Different Types Of Temporary Tables In Teradata

Data Modeling

Different Types Of Temporary Tables In Teradata

Teradata database provides various options in case of a need to use temporary tables. The temporary tables are especially useful when performing complicated calculations, they usually make multiple, complex SQL query simpler and increase overall SQL query performance. Temporary tables are especially useful for reporting and performing operations on summarized values.

Teradata provides the flexibility to use three types of temporary table which helps user to accomplish their work more easily. This kind of table is temporary to the database that means tables are not going to store permanently in the disk space, will be discarded after specific time based on type of table. 

Types of temporary tables in TeraData are:

1.Global temporary tables

2.Volatile temporary tables

3.Derived tables

Global Temporary Tables(GTT)

  • They exist only for the duration of the SQL session in which they are used.
  • The contents of these tables are private to the session, and System Automatically drops the table at the end of that session.
  • System saves the Global Temporary Table Definition Permanently in the Data Dictionary.
  • The Saved Definition may be Shared by Multiple Users and Sessions with Each Session getting its Own Instance of the Table.

Example of Global table


Volatile Temporary Tables(VTT)

  • If you need a temporary table for a single use only, you can define a volatile table.
  • The definition of a volatile table resides in memory (RAM) but does not survive across a system restart.
  • It improves performance even more than using global temporary tables because the system does not store the definitions of volatile tables in the Data Dictionary.
  • Access-rights checking is not necessary because only the creator can access the volatile table.

Example of Volatile table


ON COMMIT PRESERVE ROWS means to keep the data upon completion of the transaction.

We need to mention ON COMMIT PRESERVE rows explicitly as the default is ON COMMIT DELETE ROWS which delete the data from the table upon completion of the transaction.

Derived Tables(DT)

  • A special type of temporary table is the derived table. It is specified in SQL SELECT statement.
  • A Derived Table is Obtained from One or More Other Tables as the Result of a Sub-Query.
  • Scope of A Derived Table is only Visible to the Level of the SELECT statement calling the Sub-Query.
  • Using Derived Tables avoids having to use the CREATE and DROP TABLE Statements for Storing Retrieved Information and Assists in Coding More Sophisticated, Complex Queries.

Example of Derived table


Here we want to know the employee name whose salary is greater than the average salary. From the above example, you can see that in the from clause, we have calculated average salary of employees. Here EMPLOYEE_TEMP will act a like a derived table.
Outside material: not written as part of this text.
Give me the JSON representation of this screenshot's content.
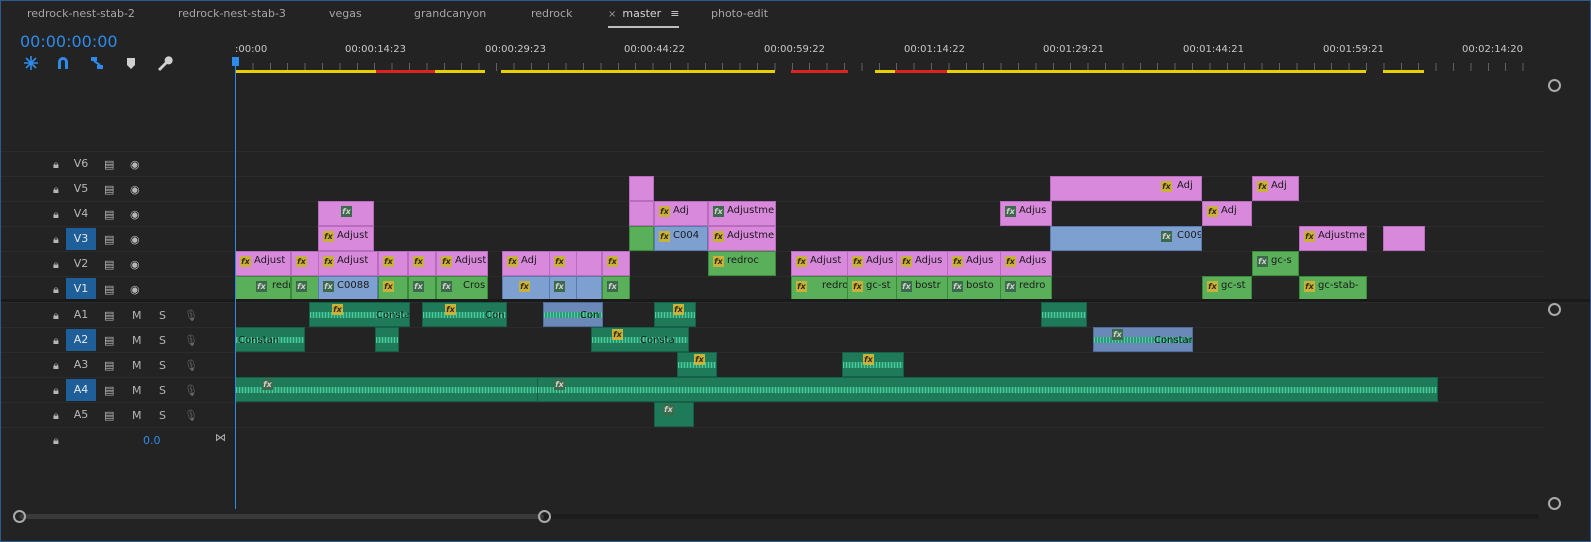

Please note that we need to mention clearly table name and column list clearly in derived table. 

Permanent VS Temporary Tables Permanent and Temporary Tables

  • Permanent storage of tables is necessary when different sessions and users must share table contents.
  • When tables are required for only a single session, we can request the system to create temporary tables.
  • Using this type of table, we can save query results for use in subsequent queries within the same session.
  • We can break down complex queries into smaller queries by storing results in a temporary table for use during the same session. When the session ends, the system automatically drops the temporary table.